While global alliances like CSC and the efforts of local grassroots community organizations and non-government bodies attempted to improve the lives of these children, the present reality is that the Covid-19 pandemic has suddenly and severely deteriorated their condition. The need for rebuilding much more resilient societies and frameworks that protect and empower them could not be more vital than it is now. We must take urgent steps to better protect children in the coming months and years. A coordinated, consolidated effort is required for this and all segments of the society must be part of the recovery process. This is particularly important for children in street situations. We cannot and must not leave them behind and must ensure that all children are being counted and included in our visions of the future. In other words, we must have policies and laws that ensure that street-connected children are guaranteed the same rights as every other child, so that they can live with dignity, safety, and security. The pandemic threatens to set back the realisation of the United Nation’s Sustainable Development Goals (SDGs), which go to the heart of children’s rights, their well-being, and their development. We must act urgently to avoid this. As responsible citizens, we can identify the NGOs in our area working with these children and provide help in kind or cash as we see fit, guide them and participate in their outreach activities. In the meantime, we also need to put pressure on our governments and policy makers to implement the general comment related to street-connected children in more countries. The Consortium for Street Children, with generous funding from Abbvie, has been providing crucial support to street-connected children and has helped them access the services, information, and legal protection they need throughout the pandemic. It has provided safe shelters, access to safe food, water, and information on how to stay safe from the virus when the street is the home. Its member partners have collaborated with local governments to come up with innovative strategies to provide basic healthcare facilities, hospital care, essential medicines, and mental health counselling to street-connected children during the outbreak of the pandemic.
In India, Abbvie has partnered with CHETNA along with two other organisations and provided relief packages including dry food, health/hygiene kits, and basic supplies to 750 families of street-connected children who have been hardest hit by the lockdowns or are at the highest risk from Covid-19. These relief packages are making a difference on the ground as each package can sustain a family of six for two weeks. CHETNA has also provided educational support and materials to 300 children for remote home learning.
While international networks like the Consortium for Street Children and NGOs like CHETNA are making a tangible difference, the time has now come for each one of us to contribute in our spheres of influence to improve the quality of life of street-connected children who continue to be one of the most vulnerable sections of the society.
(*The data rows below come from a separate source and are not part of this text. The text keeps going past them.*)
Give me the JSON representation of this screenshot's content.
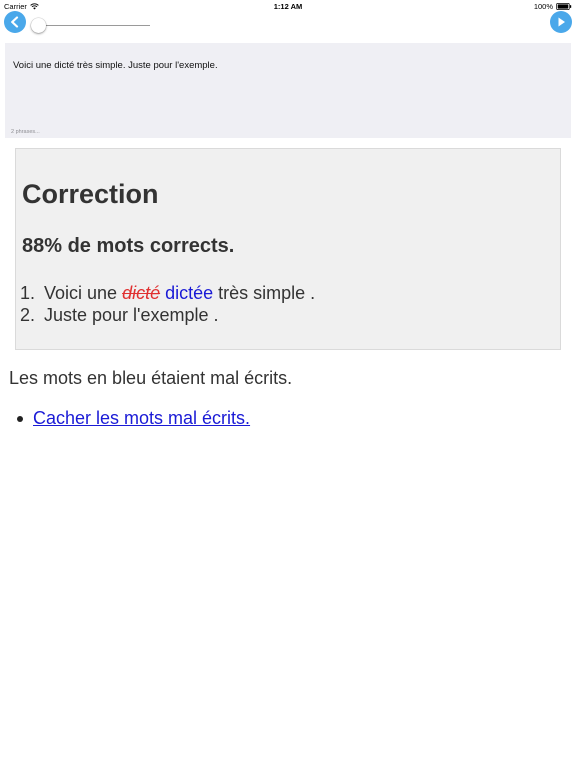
{
  "status_bar": {
    "carrier": "Carrier",
    "time": "1:12 AM",
    "battery": "100%"
  },
  "toolbar": {
    "back_icon": "chevron-left",
    "forward_icon": "play-triangle",
    "accent_color": "#4aa8ea",
    "slider_value": 0
  },
  "dictee": {
    "text": "Voici une dicté très simple. Juste pour l'exemple.",
    "count": "2 phrases..."
  },
  "correction": {
    "title": "Correction",
    "score": "88% de mots corrects.",
    "sentences": [
      {
        "number": "1.",
        "before": "Voici une ",
        "wrong": "dicté",
        "right": "dictée",
        "after": " très simple ."
      },
      {
        "number": "2.",
        "text": "Juste pour l'exemple ."
      }
    ]
  },
  "note": "Les mots en bleu étaient mal écrits.",
  "links": {
    "hide_errors": "Cacher les mots mal écrits."
  },
  "colors": {
    "wrong": "#e03030",
    "corrected": "#1a1ad6"
  }
}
(The writer is the Co-founder of Consortium for Street Children and The DSC Prize for South Asian Literature. The views expressed are personal.)